“If I’m going to live in Israel, it’s going to be Tel Aviv,” he said. “The weather is wonderful, the beach is gorgeous and I love that you have the ability to get around without a car. There are so many opportunities to see and experience all different types of things – music, museums and restaurants. You don’t have all those things together in all big cities.”
On Fridays, Merklinger takes his miniature dachshund, Tucker, to Tel Aviv’s canine beach to relax and watch the sun set. A passionate volunteer, he gives free haircuts at Beit Dror, the lesbian, gay, bisexual and transgender homeless center in Tel Aviv; he is also trying to start an English-language Time Bank, or reciprocal service exchange that uses units of time as currency, in the city. “You do something for a person for an hour and that person does something for another person for an hour, and eventually it comes back around to you.”
Merklinger has taken on a private Hebrew tutor and is making progress. He and Amir, who married last year in a Reform temple in Buffalo, New York, have both English- and Hebrew-speaking friends. They host an American- style Thanksgiving dinner every November and like to socialize simply, having friends over or going out for drinks.
In the summers, they visit his family in Michigan.
Merklinger has had to explain that he is no longer a regular practitioner of any religious tradition.
“The older I get, and the more I keep studying and trying to figure myself out, the more I move away from religion,” he explained. “That makes my parents even more uncomfortable; the fact that I had faith was of some comfort to them, and now I’m getting more secular as I mature.
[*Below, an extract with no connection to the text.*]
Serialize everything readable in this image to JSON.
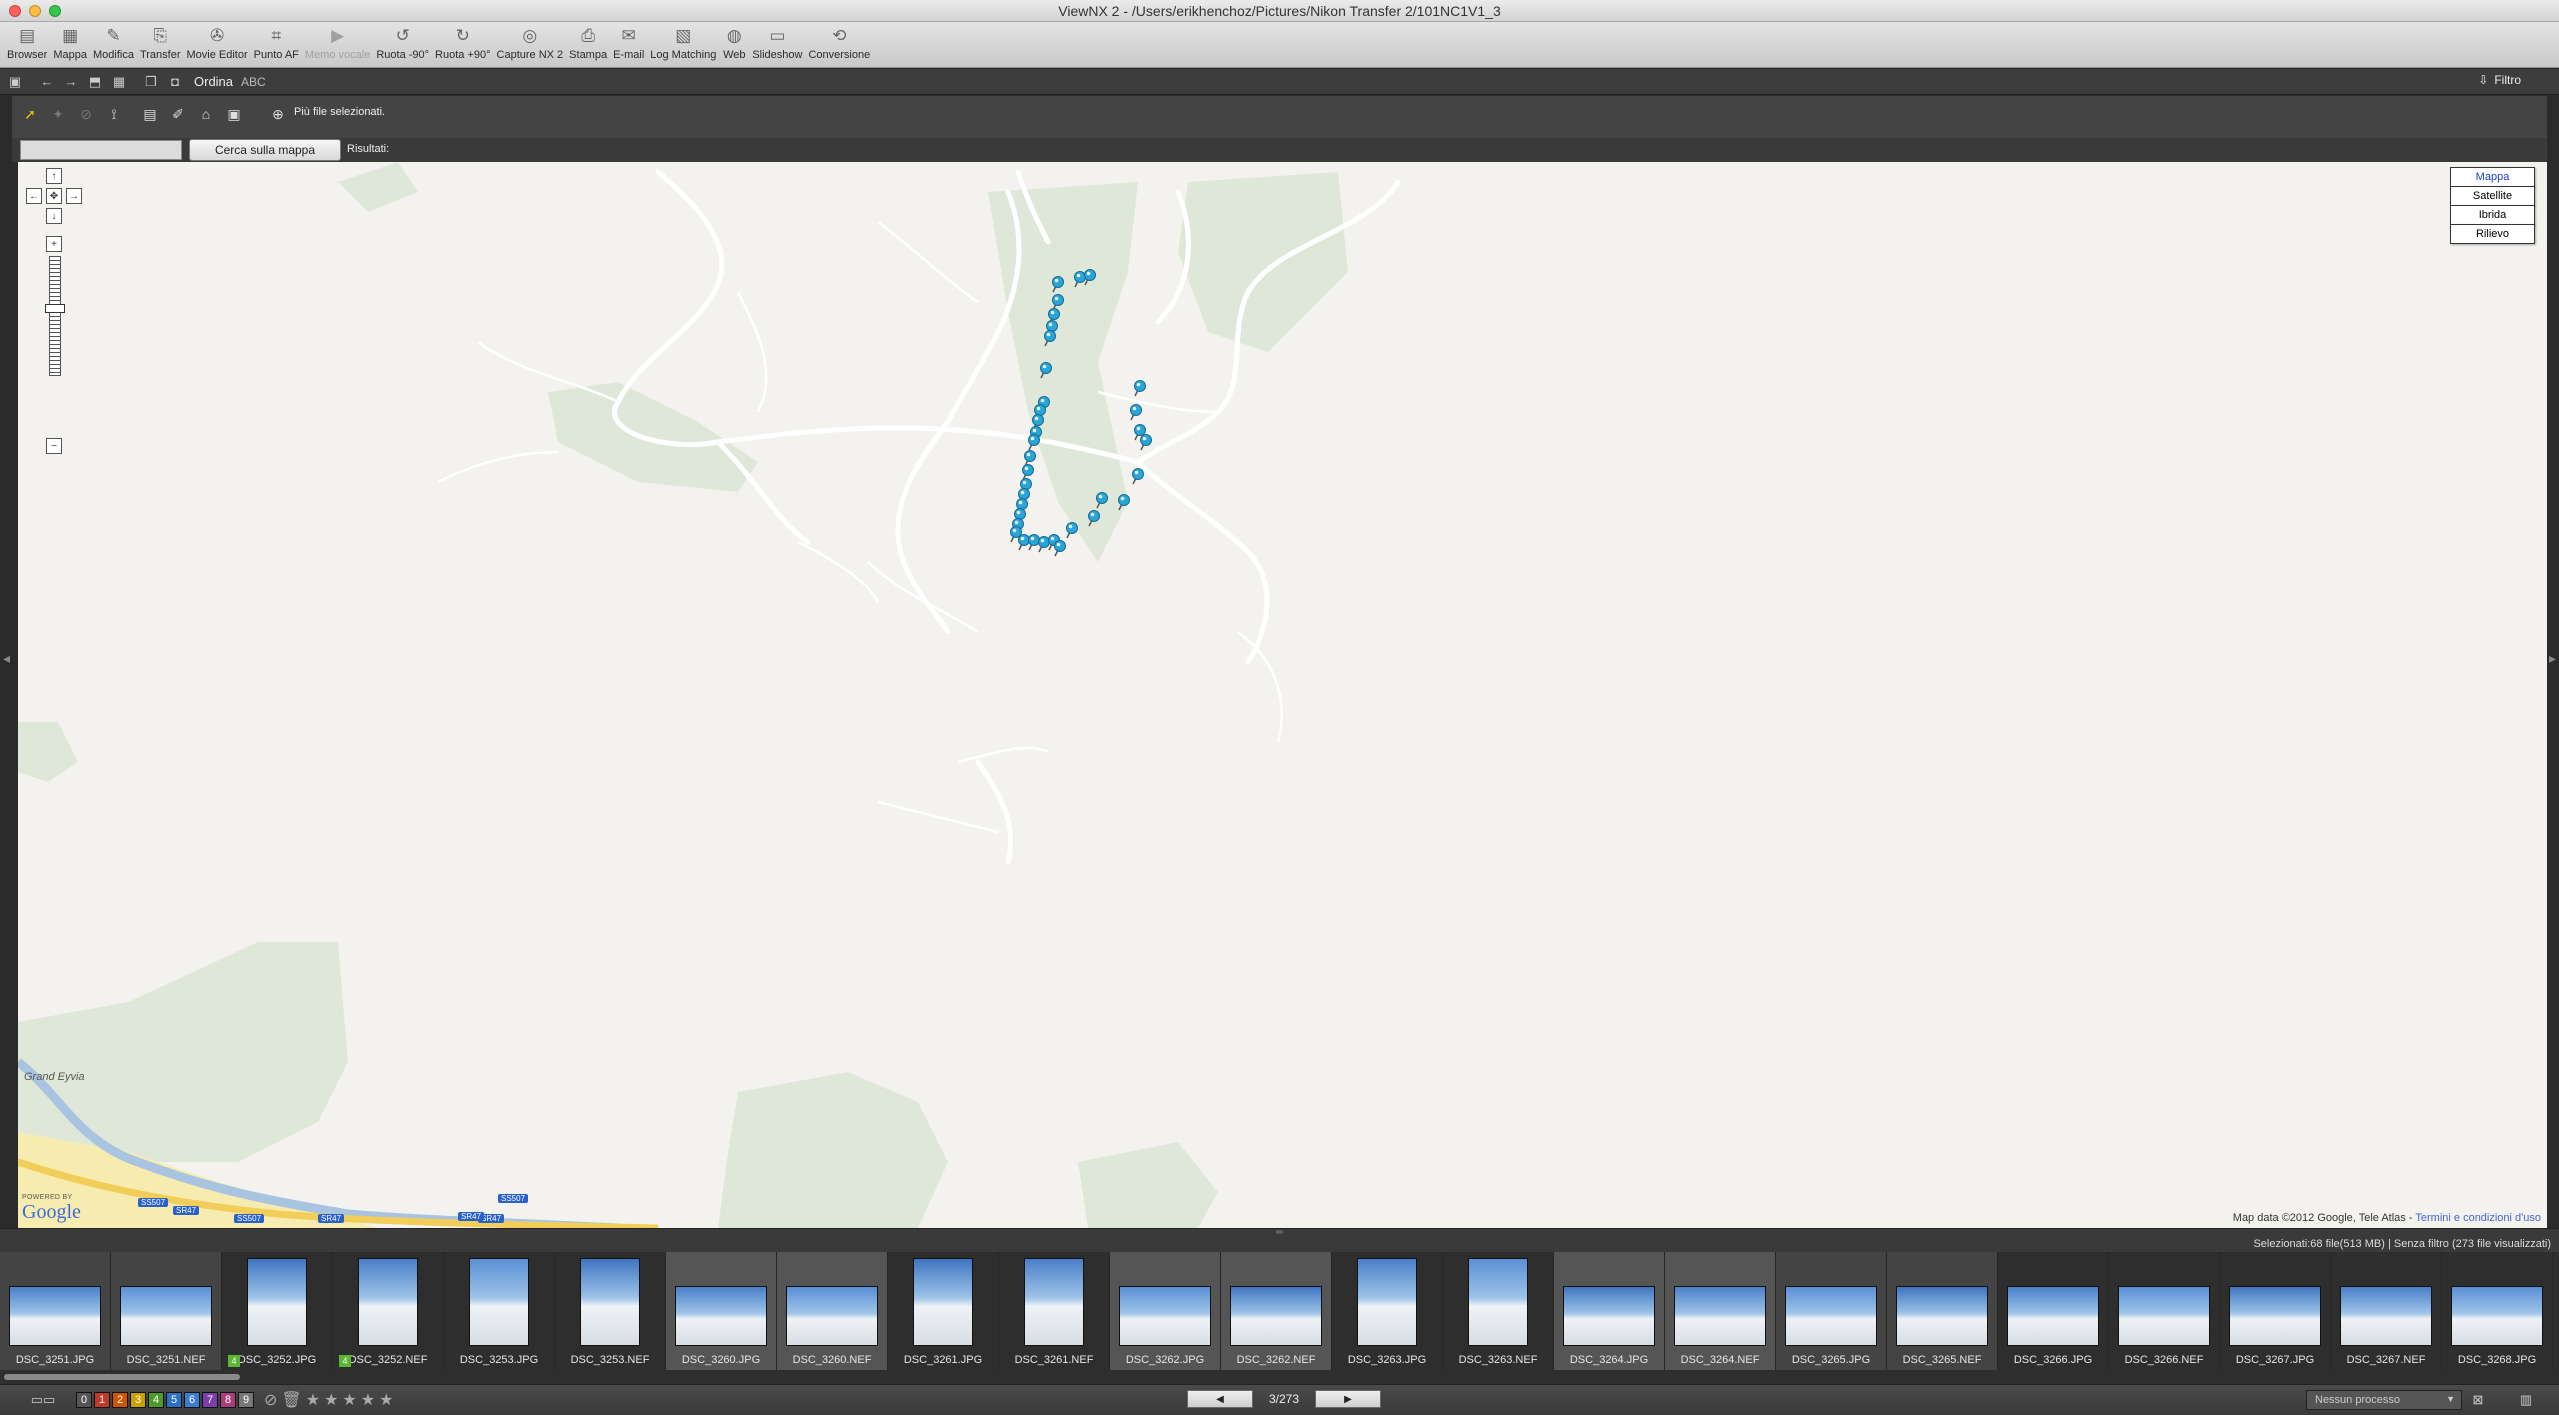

I’m fascinated by religious histories, though, so I always study and read.”
What he loves best – and simultaneously hates worst – about Israel is that the rules of behavior are entirely flexible.
Using his favorite Hebrew word, Merklinger explains how this plays out: “There’s a balagan [giant mess] when you’re driving, but you can get away with more balagan yourself.”